**ENTRIES SUPPLIED:**

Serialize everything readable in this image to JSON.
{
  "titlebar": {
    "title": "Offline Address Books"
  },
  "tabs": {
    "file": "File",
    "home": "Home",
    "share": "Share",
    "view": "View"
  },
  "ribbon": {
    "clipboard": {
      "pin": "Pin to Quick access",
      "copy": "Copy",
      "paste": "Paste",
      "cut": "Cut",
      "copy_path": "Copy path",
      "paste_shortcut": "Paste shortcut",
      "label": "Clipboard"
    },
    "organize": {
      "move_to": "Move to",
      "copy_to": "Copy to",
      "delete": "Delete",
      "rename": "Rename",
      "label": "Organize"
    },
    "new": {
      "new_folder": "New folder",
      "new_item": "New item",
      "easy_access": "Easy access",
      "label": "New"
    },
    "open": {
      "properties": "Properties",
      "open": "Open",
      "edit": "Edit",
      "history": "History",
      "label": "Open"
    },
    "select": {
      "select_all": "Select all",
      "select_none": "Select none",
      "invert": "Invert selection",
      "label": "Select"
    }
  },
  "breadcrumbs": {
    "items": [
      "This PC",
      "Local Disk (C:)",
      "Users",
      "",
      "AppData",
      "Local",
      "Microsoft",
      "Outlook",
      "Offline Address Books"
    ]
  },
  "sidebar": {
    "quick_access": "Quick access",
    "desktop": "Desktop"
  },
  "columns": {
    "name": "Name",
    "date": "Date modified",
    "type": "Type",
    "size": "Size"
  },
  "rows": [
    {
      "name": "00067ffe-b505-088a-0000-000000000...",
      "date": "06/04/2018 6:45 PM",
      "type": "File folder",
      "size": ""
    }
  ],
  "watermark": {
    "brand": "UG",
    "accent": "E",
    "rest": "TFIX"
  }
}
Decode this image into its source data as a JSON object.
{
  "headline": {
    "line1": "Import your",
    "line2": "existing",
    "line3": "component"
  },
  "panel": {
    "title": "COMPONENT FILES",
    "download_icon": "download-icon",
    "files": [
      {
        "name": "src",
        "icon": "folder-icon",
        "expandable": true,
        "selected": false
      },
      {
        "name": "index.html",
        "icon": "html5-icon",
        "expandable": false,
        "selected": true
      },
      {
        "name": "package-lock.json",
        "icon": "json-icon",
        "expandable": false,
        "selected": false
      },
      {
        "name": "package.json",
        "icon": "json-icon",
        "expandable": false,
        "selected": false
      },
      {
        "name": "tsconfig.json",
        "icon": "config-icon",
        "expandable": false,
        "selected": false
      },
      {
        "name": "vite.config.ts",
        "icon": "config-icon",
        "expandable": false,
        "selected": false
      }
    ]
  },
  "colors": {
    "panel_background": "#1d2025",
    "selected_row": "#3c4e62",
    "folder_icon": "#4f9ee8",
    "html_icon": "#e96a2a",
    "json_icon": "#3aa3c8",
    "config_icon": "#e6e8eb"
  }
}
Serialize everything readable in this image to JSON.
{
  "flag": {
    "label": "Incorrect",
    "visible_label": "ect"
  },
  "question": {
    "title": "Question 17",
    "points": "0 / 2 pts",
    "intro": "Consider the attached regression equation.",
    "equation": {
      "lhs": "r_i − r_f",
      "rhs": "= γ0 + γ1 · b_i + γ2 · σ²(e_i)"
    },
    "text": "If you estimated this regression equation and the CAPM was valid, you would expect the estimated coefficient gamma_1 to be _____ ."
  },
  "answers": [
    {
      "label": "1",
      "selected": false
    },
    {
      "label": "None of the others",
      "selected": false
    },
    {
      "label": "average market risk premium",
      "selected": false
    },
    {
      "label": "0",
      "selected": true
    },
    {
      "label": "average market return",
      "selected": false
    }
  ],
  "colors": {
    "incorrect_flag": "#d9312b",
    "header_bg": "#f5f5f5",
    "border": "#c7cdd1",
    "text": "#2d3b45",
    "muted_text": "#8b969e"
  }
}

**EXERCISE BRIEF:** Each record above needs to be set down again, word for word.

**RESPONSE BELOW:**
Serialize everything readable in this image to JSON.
{
  "titlebar": {
    "title": "Offline Address Books"
  },
  "tabs": {
    "file": "File",
    "home": "Home",
    "share": "Share",
    "view": "View"
  },
  "ribbon": {
    "clipboard": {
      "pin": "Pin to Quick access",
      "copy": "Copy",
      "paste": "Paste",
      "cut": "Cut",
      "copy_path": "Copy path",
      "paste_shortcut": "Paste shortcut",
      "label": "Clipboard"
    },
    "organize": {
      "move_to": "Move to",
      "copy_to": "Copy to",
      "delete": "Delete",
      "rename": "Rename",
      "label": "Organize"
    },
    "new": {
      "new_folder": "New folder",
      "new_item": "New item",
      "easy_access": "Easy access",
      "label": "New"
    },
    "open": {
      "properties": "Properties",
      "open": "Open",
      "edit": "Edit",
      "history": "History",
      "label": "Open"
    },
    "select": {
      "select_all": "Select all",
      "select_none": "Select none",
      "invert": "Invert selection",
      "label": "Select"
    }
  },
  "breadcrumbs": {
    "items": [
      "This PC",
      "Local Disk (C:)",
      "Users",
      "",
      "AppData",
      "Local",
      "Microsoft",
      "Outlook",
      "Offline Address Books"
    ]
  },
  "sidebar": {
    "quick_access": "Quick access",
    "desktop": "Desktop"
  },
  "columns": {
    "name": "Name",
    "date": "Date modified",
    "type": "Type",
    "size": "Size"
  },
  "rows": [
    {
      "name": "00067ffe-b505-088a-0000-000000000...",
      "date": "06/04/2018 6:45 PM",
      "type": "File folder",
      "size": ""
    }
  ],
  "watermark": {
    "brand": "UG",
    "accent": "E",
    "rest": "TFIX"
  }
}
Decode this image into its source data as a JSON object.
{
  "headline": {
    "line1": "Import your",
    "line2": "existing",
    "line3": "component"
  },
  "panel": {
    "title": "COMPONENT FILES",
    "download_icon": "download-icon",
    "files": [
      {
        "name": "src",
        "icon": "folder-icon",
        "expandable": true,
        "selected": false
      },
      {
        "name": "index.html",
        "icon": "html5-icon",
        "expandable": false,
        "selected": true
      },
      {
        "name": "package-lock.json",
        "icon": "json-icon",
        "expandable": false,
        "selected": false
      },
      {
        "name": "package.json",
        "icon": "json-icon",
        "expandable": false,
        "selected": false
      },
      {
        "name": "tsconfig.json",
        "icon": "config-icon",
        "expandable": false,
        "selected": false
      },
      {
        "name": "vite.config.ts",
        "icon": "config-icon",
        "expandable": false,
        "selected": false
      }
    ]
  },
  "colors": {
    "panel_background": "#1d2025",
    "selected_row": "#3c4e62",
    "folder_icon": "#4f9ee8",
    "html_icon": "#e96a2a",
    "json_icon": "#3aa3c8",
    "config_icon": "#e6e8eb"
  }
}
Serialize everything readable in this image to JSON.
{
  "flag": {
    "label": "Incorrect",
    "visible_label": "ect"
  },
  "question": {
    "title": "Question 17",
    "points": "0 / 2 pts",
    "intro": "Consider the attached regression equation.",
    "equation": {
      "lhs": "r_i − r_f",
      "rhs": "= γ0 + γ1 · b_i + γ2 · σ²(e_i)"
    },
    "text": "If you estimated this regression equation and the CAPM was valid, you would expect the estimated coefficient gamma_1 to be _____ ."
  },
  "answers": [
    {
      "label": "1",
      "selected": false
    },
    {
      "label": "None of the others",
      "selected": false
    },
    {
      "label": "average market risk premium",
      "selected": false
    },
    {
      "label": "0",
      "selected": true
    },
    {
      "label": "average market return",
      "selected": false
    }
  ],
  "colors": {
    "incorrect_flag": "#d9312b",
    "header_bg": "#f5f5f5",
    "border": "#c7cdd1",
    "text": "#2d3b45",
    "muted_text": "#8b969e"
  }
}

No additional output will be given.